attention mobile-device users:
scroll to the bottom for access to story menus.
thank you for reading.
The Nonfictional Erik Cheeseburger
By Dave Shulman
First published in L.A. Weekly, September 30, 2005.
For the past six months, a prominent independent motion-picture director has been developing a feature film based on the true story of Erik Cheeseburger, a fictional character. “Things,” the director kept saying, were going “fine” and moving “right along,” until two weeks ago Saturday, when Erik was informed that the director had failed to raise enough money to make the originally envisioned film. He had, however, raised enough to
make a documentary.
That was fine by Erik, but there were complications. A veteran entertainment attorney determined that in order for the film to be legally called a documentary, Erik would have to be nonfictional. Erik wasn’t necessarily fine with that. When, as a lad, he first learned from his nonfictional parents that he was fictional, he hadn’t been terribly surprised — the ridiculous surname Cheeseburger, which he did not share with his mother or father, had aroused his suspicions — but he was still confused and upset. Over the years since returning from a soul-searching trip to Sweden, however, Erik had adjusted quite well, eventually finding meaningful work as a showroom mascot at IKEA and two-dimensional writer in residence inside a Pottery Barn catalog. He liked being fictional now. That was just who he was. He liked being able to circumvent laws of physics. He liked living in his leaky orange pup tent across from the cemetery. Got along well with the neighbors.

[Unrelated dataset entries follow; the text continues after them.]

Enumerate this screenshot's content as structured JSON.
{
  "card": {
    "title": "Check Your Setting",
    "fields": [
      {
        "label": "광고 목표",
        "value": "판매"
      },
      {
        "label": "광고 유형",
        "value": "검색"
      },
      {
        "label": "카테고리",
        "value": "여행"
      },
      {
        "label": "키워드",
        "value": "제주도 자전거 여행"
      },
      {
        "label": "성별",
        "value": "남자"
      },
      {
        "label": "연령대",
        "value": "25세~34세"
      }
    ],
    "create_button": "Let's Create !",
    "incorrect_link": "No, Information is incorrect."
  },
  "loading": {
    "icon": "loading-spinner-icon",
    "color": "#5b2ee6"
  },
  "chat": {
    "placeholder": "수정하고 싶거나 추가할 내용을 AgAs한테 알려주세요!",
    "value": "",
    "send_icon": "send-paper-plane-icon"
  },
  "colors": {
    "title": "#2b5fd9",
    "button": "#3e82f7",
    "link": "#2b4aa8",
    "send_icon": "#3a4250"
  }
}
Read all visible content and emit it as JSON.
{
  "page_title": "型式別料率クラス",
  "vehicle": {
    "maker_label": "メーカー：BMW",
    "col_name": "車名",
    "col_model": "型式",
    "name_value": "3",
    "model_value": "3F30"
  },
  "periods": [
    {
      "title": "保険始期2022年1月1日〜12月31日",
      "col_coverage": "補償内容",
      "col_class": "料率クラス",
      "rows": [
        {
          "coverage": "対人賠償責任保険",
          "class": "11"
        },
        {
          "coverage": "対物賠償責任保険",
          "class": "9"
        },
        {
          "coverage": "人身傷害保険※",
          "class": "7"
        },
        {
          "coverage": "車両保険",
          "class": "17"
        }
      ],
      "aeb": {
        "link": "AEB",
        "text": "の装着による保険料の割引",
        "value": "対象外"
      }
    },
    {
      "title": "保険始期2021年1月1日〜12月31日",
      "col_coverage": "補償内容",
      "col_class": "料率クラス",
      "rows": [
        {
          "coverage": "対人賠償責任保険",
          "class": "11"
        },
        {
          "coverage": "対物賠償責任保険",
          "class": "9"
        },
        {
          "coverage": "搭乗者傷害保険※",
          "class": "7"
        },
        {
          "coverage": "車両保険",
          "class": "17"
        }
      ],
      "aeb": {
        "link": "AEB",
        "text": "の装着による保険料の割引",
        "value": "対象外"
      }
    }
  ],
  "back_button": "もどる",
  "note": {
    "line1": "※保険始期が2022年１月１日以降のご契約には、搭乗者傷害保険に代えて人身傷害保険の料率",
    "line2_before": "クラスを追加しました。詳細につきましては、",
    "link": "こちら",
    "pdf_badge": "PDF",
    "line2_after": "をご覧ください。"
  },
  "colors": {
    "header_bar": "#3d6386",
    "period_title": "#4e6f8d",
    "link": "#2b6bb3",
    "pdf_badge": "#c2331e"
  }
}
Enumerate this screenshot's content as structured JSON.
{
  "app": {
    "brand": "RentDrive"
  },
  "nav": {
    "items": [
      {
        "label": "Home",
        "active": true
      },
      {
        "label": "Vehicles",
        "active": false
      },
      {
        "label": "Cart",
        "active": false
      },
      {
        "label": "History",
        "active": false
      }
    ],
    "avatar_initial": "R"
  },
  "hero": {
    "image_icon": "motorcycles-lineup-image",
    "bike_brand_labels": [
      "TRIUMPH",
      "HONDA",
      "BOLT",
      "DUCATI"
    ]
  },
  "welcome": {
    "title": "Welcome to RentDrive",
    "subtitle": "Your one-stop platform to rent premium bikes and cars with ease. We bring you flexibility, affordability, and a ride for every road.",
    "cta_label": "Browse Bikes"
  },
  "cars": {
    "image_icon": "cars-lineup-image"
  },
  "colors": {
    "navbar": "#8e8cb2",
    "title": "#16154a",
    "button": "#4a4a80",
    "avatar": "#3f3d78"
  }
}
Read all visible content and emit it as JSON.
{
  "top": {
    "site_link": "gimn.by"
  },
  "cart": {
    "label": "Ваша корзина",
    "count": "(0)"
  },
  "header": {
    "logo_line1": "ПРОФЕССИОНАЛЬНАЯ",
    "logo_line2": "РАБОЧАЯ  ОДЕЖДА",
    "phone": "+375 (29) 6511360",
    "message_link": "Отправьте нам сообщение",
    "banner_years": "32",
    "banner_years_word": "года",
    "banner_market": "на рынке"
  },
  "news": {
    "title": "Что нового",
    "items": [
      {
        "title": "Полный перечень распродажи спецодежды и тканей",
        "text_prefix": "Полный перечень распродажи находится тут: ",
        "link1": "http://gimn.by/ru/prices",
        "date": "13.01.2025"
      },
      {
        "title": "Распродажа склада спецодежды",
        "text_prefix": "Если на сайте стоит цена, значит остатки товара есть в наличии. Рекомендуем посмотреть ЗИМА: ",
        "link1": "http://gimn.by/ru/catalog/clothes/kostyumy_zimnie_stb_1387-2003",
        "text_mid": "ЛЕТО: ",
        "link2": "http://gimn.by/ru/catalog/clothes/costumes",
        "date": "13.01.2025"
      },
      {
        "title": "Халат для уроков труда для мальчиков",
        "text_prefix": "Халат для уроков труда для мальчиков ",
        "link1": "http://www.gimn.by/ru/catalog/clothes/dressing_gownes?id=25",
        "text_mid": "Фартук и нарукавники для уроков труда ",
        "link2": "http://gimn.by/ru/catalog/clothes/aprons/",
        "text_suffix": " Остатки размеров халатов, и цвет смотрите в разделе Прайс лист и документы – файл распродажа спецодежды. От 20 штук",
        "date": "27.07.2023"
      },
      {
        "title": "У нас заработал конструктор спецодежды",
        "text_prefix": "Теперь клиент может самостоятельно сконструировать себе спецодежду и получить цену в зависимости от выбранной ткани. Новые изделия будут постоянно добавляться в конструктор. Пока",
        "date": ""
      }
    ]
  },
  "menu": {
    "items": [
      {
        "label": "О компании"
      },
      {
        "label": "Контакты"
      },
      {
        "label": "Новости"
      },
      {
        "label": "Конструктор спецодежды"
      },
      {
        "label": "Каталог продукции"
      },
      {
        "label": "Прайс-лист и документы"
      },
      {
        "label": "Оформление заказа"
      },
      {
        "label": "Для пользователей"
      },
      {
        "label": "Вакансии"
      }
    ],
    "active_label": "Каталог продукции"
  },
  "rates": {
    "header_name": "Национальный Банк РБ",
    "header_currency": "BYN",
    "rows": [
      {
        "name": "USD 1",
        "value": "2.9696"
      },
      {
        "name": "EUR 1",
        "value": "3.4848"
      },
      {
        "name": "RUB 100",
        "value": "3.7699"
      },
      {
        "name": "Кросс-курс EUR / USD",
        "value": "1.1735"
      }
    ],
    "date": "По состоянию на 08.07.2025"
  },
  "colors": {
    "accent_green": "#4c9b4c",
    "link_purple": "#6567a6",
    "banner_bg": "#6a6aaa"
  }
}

But his Powerbook just died, and his creditors are really counting on his paychecks from the film, so Erik made a loud gulping sound and got in line to file for nonfictional status at the Department of Personae (DOP) on Spring Street. He’s spent 11 days meeting civil servants in big buildings, inking thumbs and fingers, filling out forms, and being photographed by several cameras at once, day and night. (The production company is paying for all of Erik’s filing fees, and is filming his every step and breath.)
On his first day of line-standing, Erik was delighted to learn that he had the option of declaring dual status — if at any time during the course of his nonfictionality he has a change of heart, he can declare himself fictional again.
The veteran entertainment attorney concluded that if Erik were to hold dual status, that would be legally sufficient to designate the film as a documentary, provided Erik remain officially nonfictional throughout the production process and for 90 days following the film’s release on DVD. Erik signed the papers.
According to page 231 of the International Department of Personae’s Application for Nonfictional Status Instruction Manual, “. . . perhaps the most important part of the application is the testimonial.” Two letters of recommendation are required; more are encouraged. So far, Erik has collected three letters of recommendation — two from former supervisors at IKEA and Pottery Barn, neither of which I’ve read (but I hear they’re impressive), and one from semifictional dictatorial lounge singer Tony Clifton, which reads (with Mr. Clifton’s permission) as follows:
I totally support my good friend Erik Stilton Cheeseburger’s appeal to be occasionally nonfictional. But if he ever decides to come to Vegas, he’s not getting in.
—Tony Clifton, Las Vegas, Nevada
Erik’s asked me to write an LOR as well, and I’ve spent the better part of the last few days working on it. Letters of recommendation have always been difficult for me, both giving and receiving. When I was applying to graduate schools, one of my friends who’d also been one of my undergraduate professors wrote what I thought was an ideal though ungrammatical letter: “To Whom It May Concern: Dave Shulman is good. He makes good student. I highly recommend him graduate school.” I didn’t get accepted to any schools that I could afford, but it was still a damn good letter — handwritten, incidentally, in pencil, diagonally across a sheet of yellow legal paper.
As the relationship between the writer and the readers of a letter of recommendation is often one of nonexistence, the letter should be formal, but not sterile. It should sound confident in its humility, suggesting everything, guaranteeing nothing. It should be short enough to imply intentional brevity, but long enough to feel complete. Its tone should remain embedded in the reader’s soul forever, but its grammar and punctuation should be forgotten instantly. Every fact presented must be invulnerable to either confirmation or rebuttal. It should specify as little as possible, but do so in italics.
As a freelance citizen, I’ve known Erik Stilton Cheeseburger for five (5) years. During that time, I’ve come to believe that he possesses the qualities of our finest nonfictional characters. He is beloved by all around him, fictional and nonfictional, living and dead, and he keeps an exceptionally tidy pup tent. I trust, implicitly, his every decision on issues of morality and justice, and therefore recommend, unequivocally, that he be granted full fictional/nonfictional status, including the right to reproduce.
It still needs some work. Meanwhile, Erik’s slowly been writing his own Personal Statement — a two-minute expository essay, to be presented orally before a panel of five DOP officials, proclaiming the applicant’s allegiance to both fictional and nonfictional worlds, and offering suggestions as to how his dual residence might improve both.
In his first draft, Erik writes:
At least I hope it’s his first draft.